FRESNO, Calif. (KFSN) --The stereotype is staggering. Nobody seems to have any doubt that senior citizens are the most vulnerable age group when it comes to scams. Even senior citizens think they're the favorite target for crooks.
But they are not and when we tried to tell senior citizen Priscilla Klum scam artists really prefer millennial's, she seemed pretty sure we were scamming her.
"I don't know why they would more-so than senior citizens," said Klum.
That skepticism is the very reason researchers for the Better Business Bureau found seniors less likely to become scam victims. Only 11-percent of seniors actually lost money in scams. Millennials were three times as likely to fall for fraud, in part because of what's called "optimism bias." Younger people do not think they are targets, so they are not as cautious.
"And we're not reaching the millennial's because we're not interacting with them, we're not engaging them through social media the way that we should," said Cindy Dudley, BBB.
Whoever the victims, financial fraud can ruin credit, empty a bank account, and trickle up to damage local businesses.
"There's an estimated $50 billion in money that was lost," said Dudley.
To put that number in perspective, the Walt Disney Company-- our parent company and the owners of movies, theme parks, and resorts-- had just less than $50 billion in revenue in 2014. Scammers made more by using disguises to manipulate people of all ages.
We showed millennial's and seniors the same four offers-- two using email and two that come in your regular mailbox. Nobody correctly caught that all four offers were scams.
Seniors seemed more likely to trust the snail mail offers while millennial's preferred the emails.
Six of the BBB's top 10 scams of 2015 used social media or email as the vector.
"A lot of the online stuff would make sense to target millennial's with because they live most of their lives online," said Adrian Solis, Fresno State Student.

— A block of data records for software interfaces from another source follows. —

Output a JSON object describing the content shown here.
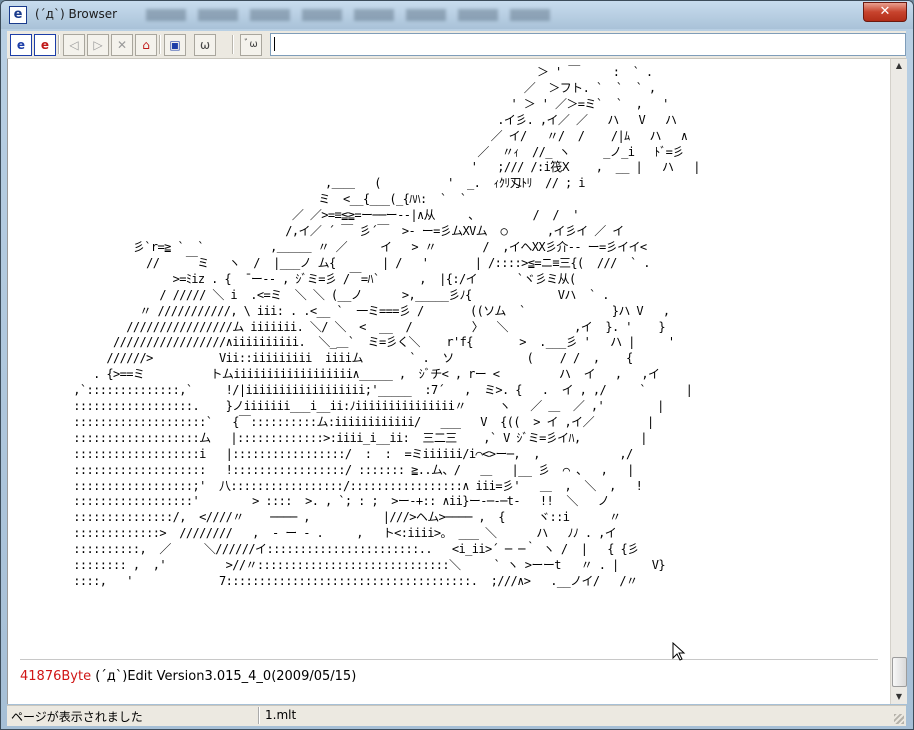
{
  "window": {
    "title": "(´д`) Browser",
    "close_glyph": "✕"
  },
  "toolbar": {
    "buttons": [
      {
        "name": "e-icon-blue",
        "glyph": "e"
      },
      {
        "name": "e-icon-red",
        "glyph": "e"
      },
      {
        "name": "back-icon",
        "glyph": "◁"
      },
      {
        "name": "forward-icon",
        "glyph": "▷"
      },
      {
        "name": "stop-icon",
        "glyph": "✕"
      },
      {
        "name": "home-icon",
        "glyph": "⌂"
      },
      {
        "name": "window-icon",
        "glyph": "▣"
      },
      {
        "name": "face-icon",
        "glyph": "ω"
      },
      {
        "name": "cat-icon",
        "glyph": "ﾞω"
      }
    ],
    "address_value": ""
  },
  "content": {
    "ascii_art": "                                                                        ＞ ' ￣     :  ` .\n                                                                      ／  ＞フト. `  `  ` ,\n                                                                    ' ＞ ' ／＞=ミ`  `  ,   '\n                                                                  .イ彡. ,イ／ ／   ハ   V   ハ\n                                                                 ／ イ/   〃/  /    /|ﾑ   ハ   ∧\n                                                               ／  〃ｨ  //_ ヽ     _ノ_i   ﾄﾞ=彡\n                                                              '   ;/// /:i筏Ⅹ    ,  __ |   ハ   |\n                                        ,＿＿   (          '  _.  ｨｸﾘ刄ﾄﾘ  // ; i\n                                       ミ  <__{___(_{ﾊﾊ:  `  `\n                                   ／ ／>=≡≦≧=ー──ー--|∧从     、        /  /  '\n                                  /,イ／ ´ ￣ 彡´￣  >- ー=彡ムXVム  ○      ,イ彡イ ／ イ\n           彡`r=≧ `  `          ,＿＿＿ 〃 ／     イ   > 〃       /  ,イヘXX彡介-- ー=彡イイ<\n             //    ￣ミ   ヽ  /  |___ノ ム{       | /   '       | /::::>≦=ニ≡三{(  ///  ` .\n                 >=ﾐiz . {  ̄ ー-‐ , ｼﾞミ=彡 /￣=ﾊ`      ,  |{:/イ      `ヾ彡ミ从(\n               / ///// ＼ i  .<=ミ  ＼ ＼ (__ノ      >,_____彡ﾉ{             Vハ  ` .\n            〃 ///////////, \\ iii: . .<__ `  一ミ===彡 /       ((ソム  `             }ハ V   ,\n          ////////////////ム iiiiiii. ＼/ ＼  <  __  /         〉  ＼          ,イ  }. '    }\n        /////////////////∧iiiiiiiiii.  ＼_＿`  ミ=彡く＼    r'f{       >  .___彡 '   ハ |     '\n       //////>          Vii::iiiiiiiii  iiiiム       ` .  ソ           (    / /  ,    {\n     . {>==ミ          トムiiiiiiiiiiiiiiiiii∧_____ ,  ｼﾞチ< , rー <         ハ  イ   ,   ,イ\n  ,`::::::::::::::,`     !/|iiiiiiiiiiiiiiiiii;'_____  :7´   ,  ミ>. {   .  イ , ,/     `      |\n  ::::::::::::::::::.    }ノiiiiiii___i__ii:ﾉiiiiiiiiiiiiiii〃     ヽ   ／ ＿  ／ ,'        |\n  ::::::::::::::::::::`   {￣::::::::::ム:iiiiiiiiiiii/   ___   V  {((  > イ ,イ／        |\n  :::::::::::::::::::ム   |:::::::::::::>:iiii_i__ii:  三二三    ,` V ｼﾞミ=彡イﾊ,         |\n  :::::::::::::::::::i   |:::::::::::::::::/  :  :  =ミiiiiii/i⌒<>ー─,  ,            ,/\n  ::::::::::::::::::::   !:::::::::::::::::/ ::::::: ≧..ム、/   ＿   |__ 彡  ⌒ 、  ,   |\n  ::::::::::::::::::;'  八:::::::::::::::::/:::::::::::::::::∧ iii=彡'   ＿  ,  ＼  ,   !\n  ::::::::::::::::::'        > ::::  >. , `; : ;  >ー-+:: ∧ii}ー-─-─t-   !!  ＼   ノ\n  :::::::::::::::/,  <////〃    ──── ,           |///>ヘム>──── ,  {     ヾ::i      〃\n  :::::::::::::>  ////////   ,  - ー - .     ,   ト<:iiii>。 ___ ＼      ハ   ﾉﾉ . ,イ\n  ::::::::::,  ／     ＼//////イ:::::::::::::::::::::::..   <i_ii>´ ─ ─｀ ヽ /  |   { {彡\n  :::::::: ,  ,'         >//〃:::::::::::::::::::::::::::::＼     ` ヽ >ーーt   〃 . |     V}\n  ::::,   '             7:::::::::::::::::::::::::::::::::::::.  ;///∧>   .__ノイ/   /〃",
    "byte_count": "41876Byte",
    "version_text": " (´д`)Edit Version3.015_4_0(2009/05/15)"
  },
  "statusbar": {
    "left": "ページが表示されました",
    "right": "1.mlt"
  }
}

Seniors are still getting hit through the mail and by phone scams. But years of experience and repeated warnings in the media have more of them on alert.
One senior told us he recently took the bait on a Publishers Clearinghouse scam. But when the caller asked for a money order and promised a private meeting, he caught on.
"So I called the police and they waited across the street," said Ronnie, Clovis.
That's one scam stymied.
The best way to protect yourself from scams is to know what is out there. The Better Business Bureau has a scam tracker on its website.
And if you do get suckered, don not stay quiet-- 80-percent of the people BBB surveyed said they avoided a scam because they had heard someone else talk about it.